Intel's XDK screenshot

Intel’s free HTML5 developer tool, the XDK (Cross-Development Kit).

In the end, you cannot have a cross-platform toolkit without compromises, especially if you attempt to abstract the GUI – and developers will recall the Java debates about heavyweight versus lightweight controls.

With its new ARM compiler for Delphi and C++Builder, Embarcadero has a good claim to “true native” in respect of the executable code, but not so much when it comes to user interface or user experience.

None of the above is intended to mean that RAD Studio XE4 is a bad choice for mobile development. It has only just arrived on my desk, and while I have not used it long enough to recommend it, I have successfully run up a ‘Hello world’ iOS app, complete with radio button, so it does work; and the fact that developers familiar with Delphi can now build apps for iOS and OS X using a tool they already know is a considerable achievement. Cross-platform never comes for free though; and RAD Studio is no exception.


Intel backs HTML5

Earlier this year, Intel acquired a number of HTML5 developer tools and libraries from appMobi, which it is now promoting as the Intel XDK. There is now an Intel HTML5 developer centre along with free tools and services, including a wizard for getting started with an app, a JavaScript library formerly called jqMobi and now renamed the Intel App Framework, a desktop mobile emulator which runs in Google’s Chrome browser, and a cloud-based build service which lets you wrap your HTML5 code as a mobile app for a variety of platforms, including iOS, Android, Amazon, Nook, Windows 8 and Windows Phone 8. You can also build conventional Web apps that run in the browser.

The XDK emulator supports a range of device sizes, with the most common devices pre-configured. It also emulates the accelerometer, a data connection at various speeds, and location. A button lets you toggle between emulator and editor modes, with the editor providing syntax highlighting. You can also use it in conjunction with your existing preferred editor.

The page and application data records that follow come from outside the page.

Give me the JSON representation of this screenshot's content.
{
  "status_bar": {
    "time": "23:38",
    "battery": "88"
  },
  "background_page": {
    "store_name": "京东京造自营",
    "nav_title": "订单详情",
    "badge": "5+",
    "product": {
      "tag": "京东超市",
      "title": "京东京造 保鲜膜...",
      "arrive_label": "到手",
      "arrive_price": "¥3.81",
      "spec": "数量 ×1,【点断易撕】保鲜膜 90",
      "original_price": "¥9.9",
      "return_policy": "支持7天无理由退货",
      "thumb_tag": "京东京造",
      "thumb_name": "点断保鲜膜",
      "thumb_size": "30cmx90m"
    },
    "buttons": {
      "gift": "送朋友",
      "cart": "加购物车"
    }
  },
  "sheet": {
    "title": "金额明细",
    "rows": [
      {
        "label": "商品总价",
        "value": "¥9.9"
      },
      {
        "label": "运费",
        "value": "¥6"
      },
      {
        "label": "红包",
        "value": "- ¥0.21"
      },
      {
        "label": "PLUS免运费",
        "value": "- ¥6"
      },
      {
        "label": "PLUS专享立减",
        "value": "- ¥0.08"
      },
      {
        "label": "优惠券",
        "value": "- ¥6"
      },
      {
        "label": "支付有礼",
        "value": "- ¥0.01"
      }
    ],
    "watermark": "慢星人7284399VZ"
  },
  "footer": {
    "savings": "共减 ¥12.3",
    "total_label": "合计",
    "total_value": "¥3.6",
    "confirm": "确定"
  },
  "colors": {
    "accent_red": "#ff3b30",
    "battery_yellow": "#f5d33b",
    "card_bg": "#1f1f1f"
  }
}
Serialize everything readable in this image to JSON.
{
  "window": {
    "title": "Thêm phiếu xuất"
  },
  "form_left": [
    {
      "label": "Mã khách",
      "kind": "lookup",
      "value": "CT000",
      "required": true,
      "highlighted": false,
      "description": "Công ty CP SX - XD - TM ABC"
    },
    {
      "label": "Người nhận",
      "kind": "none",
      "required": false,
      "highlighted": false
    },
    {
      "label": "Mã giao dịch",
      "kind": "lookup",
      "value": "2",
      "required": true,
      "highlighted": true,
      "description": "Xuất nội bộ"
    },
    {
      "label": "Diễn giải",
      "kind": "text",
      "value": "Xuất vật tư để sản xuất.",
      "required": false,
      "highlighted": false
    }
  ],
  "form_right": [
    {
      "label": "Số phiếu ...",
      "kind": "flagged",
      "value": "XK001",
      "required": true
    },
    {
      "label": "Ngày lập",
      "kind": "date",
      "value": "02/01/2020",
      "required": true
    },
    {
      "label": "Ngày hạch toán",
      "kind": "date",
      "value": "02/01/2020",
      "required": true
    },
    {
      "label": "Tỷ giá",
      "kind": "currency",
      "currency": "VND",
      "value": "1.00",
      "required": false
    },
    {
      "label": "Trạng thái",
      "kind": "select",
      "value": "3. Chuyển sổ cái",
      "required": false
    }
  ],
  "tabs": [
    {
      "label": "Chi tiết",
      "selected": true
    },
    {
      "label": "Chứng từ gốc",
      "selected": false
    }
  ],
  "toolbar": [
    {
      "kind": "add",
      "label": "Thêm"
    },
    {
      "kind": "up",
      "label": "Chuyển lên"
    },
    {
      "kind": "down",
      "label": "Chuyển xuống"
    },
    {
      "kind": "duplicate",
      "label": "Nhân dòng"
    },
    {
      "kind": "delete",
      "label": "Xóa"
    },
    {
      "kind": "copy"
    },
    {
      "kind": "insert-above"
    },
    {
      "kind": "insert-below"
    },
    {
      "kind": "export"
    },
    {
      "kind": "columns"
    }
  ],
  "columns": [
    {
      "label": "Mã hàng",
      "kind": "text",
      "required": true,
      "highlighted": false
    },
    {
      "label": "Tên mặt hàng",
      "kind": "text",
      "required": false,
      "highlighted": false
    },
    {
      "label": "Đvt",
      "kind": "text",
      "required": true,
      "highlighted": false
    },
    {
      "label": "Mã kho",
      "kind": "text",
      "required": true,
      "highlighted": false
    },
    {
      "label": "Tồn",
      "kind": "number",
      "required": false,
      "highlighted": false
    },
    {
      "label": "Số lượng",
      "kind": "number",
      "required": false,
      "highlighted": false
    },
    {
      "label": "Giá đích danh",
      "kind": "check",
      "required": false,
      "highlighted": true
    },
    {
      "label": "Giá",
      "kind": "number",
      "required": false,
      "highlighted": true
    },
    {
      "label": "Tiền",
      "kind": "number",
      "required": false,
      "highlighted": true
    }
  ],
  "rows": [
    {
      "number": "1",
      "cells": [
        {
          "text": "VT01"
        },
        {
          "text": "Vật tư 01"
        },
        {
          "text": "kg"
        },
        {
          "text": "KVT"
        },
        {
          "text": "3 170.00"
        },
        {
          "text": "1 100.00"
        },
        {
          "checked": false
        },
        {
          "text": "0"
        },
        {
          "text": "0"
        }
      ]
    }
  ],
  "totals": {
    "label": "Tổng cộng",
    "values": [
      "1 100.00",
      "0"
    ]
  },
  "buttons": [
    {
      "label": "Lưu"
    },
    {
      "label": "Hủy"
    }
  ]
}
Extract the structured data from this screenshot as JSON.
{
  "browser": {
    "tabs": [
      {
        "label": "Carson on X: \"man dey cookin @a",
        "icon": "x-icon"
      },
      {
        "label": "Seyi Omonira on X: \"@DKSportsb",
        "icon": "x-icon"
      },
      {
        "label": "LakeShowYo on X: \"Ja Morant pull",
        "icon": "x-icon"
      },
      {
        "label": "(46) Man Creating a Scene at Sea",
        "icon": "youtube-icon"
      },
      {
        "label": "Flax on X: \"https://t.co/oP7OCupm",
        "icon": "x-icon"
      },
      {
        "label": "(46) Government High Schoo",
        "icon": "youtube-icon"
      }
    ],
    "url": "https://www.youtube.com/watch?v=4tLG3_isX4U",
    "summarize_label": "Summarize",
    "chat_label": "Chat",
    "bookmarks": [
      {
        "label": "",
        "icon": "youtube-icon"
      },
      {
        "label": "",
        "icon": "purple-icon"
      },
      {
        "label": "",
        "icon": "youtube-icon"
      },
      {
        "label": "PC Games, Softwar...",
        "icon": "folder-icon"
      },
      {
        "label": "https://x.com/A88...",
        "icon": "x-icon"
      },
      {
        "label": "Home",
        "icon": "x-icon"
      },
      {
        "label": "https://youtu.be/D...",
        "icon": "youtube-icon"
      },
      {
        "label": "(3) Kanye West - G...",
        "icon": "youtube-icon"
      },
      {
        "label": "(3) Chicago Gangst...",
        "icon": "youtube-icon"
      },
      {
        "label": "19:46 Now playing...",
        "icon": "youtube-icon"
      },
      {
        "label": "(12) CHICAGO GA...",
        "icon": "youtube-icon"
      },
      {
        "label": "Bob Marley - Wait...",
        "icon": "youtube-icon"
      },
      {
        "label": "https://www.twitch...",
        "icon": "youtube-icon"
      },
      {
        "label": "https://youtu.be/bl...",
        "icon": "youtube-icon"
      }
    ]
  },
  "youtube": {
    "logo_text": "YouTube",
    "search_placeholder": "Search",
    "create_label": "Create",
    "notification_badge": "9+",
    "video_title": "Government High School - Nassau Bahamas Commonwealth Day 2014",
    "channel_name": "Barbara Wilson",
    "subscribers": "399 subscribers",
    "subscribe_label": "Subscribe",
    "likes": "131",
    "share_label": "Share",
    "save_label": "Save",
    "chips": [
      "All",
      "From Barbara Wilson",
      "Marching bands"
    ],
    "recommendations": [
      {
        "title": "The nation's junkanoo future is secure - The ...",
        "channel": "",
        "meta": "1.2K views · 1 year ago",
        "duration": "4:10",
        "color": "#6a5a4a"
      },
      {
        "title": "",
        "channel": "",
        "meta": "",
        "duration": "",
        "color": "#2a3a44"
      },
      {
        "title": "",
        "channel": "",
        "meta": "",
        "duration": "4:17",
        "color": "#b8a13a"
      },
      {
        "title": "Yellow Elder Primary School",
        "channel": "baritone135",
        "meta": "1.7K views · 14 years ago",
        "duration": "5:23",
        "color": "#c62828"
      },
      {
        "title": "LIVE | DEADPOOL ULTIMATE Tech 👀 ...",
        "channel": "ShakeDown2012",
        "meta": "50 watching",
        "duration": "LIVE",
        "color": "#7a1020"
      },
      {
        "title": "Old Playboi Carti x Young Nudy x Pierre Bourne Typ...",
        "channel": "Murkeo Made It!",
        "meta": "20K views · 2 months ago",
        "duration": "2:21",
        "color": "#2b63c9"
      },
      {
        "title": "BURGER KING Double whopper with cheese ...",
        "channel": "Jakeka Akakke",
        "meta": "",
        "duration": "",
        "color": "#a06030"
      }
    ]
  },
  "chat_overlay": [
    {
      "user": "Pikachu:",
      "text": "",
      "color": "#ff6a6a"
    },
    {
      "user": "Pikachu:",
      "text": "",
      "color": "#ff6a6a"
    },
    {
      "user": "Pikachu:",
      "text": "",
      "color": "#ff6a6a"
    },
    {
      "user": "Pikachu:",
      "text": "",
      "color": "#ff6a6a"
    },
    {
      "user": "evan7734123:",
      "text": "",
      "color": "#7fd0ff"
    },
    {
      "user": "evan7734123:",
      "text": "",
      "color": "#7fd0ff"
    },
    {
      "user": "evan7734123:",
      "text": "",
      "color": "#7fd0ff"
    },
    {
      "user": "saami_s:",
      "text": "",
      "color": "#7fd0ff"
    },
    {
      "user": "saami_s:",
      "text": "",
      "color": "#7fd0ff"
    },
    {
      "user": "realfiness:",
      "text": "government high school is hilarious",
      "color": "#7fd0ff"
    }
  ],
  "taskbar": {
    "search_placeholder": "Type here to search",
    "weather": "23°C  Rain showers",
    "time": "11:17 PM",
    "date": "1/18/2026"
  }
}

At its recent Software Conference in Paris, Intel’s Thomas Zipplies explained the reason for the initiative: “Intel has high interest in making HTML5 better. We think it is important not to give in to proprietary implementations or extensions of the HTML5 language which prevent HTML5 from running on all sorts of systems.”

That does not sound like a complete answer. Why is Intel, whose software tools mainly cover highly optimised native code for x86 platforms, now becoming an HTML5 advocate?

The answer is probably to do with the industry trend towards mobile devices. PC sales are in decline, which means that the traditional x86 platform (though still large and important) is no longer a growth area. The majority of mobile devices run on ARM processors, which means they are excluded from Intel’s tools.

Intel is determined to increase its presence in the mobile space. New SoC (System on a Chip) products include the 32nm Clover Trail+, with a dual-core CPU and hyper-threading support, providing up to four threads in total; and the 22nm SoC called Merrifield which is aimed at smartphones. Bay Trail, aimed at tablets, is a more powerful Atom SoC, quad-core and using Intel’s own GPU.

If Windows 8 takes off as a tablet operating system, Intel is well placed to benefit since Windows 8 on Intel has fared better in the market than Windows RT, which uses ARM and cannot run existing Windows applications.

Despite these initiatives, Intel is far behind in mobile. The rationale for backing HTML5 tools may be to encourage developers to build apps that will run on any CPU, rather than only on ARM, and to make it easier to port apps between platforms.

The outcome, whatever the rationale, is that the rather good AppMobi library and tools are now available free from Intel. The emulator and build service are useful, particularly as unlike Adobe’s PhoneGap Build service, Intel’s offering is free. The advantage of a cloud-based build service is that you do not need to install the SDKs for the various target platforms locally, or keep them up to date.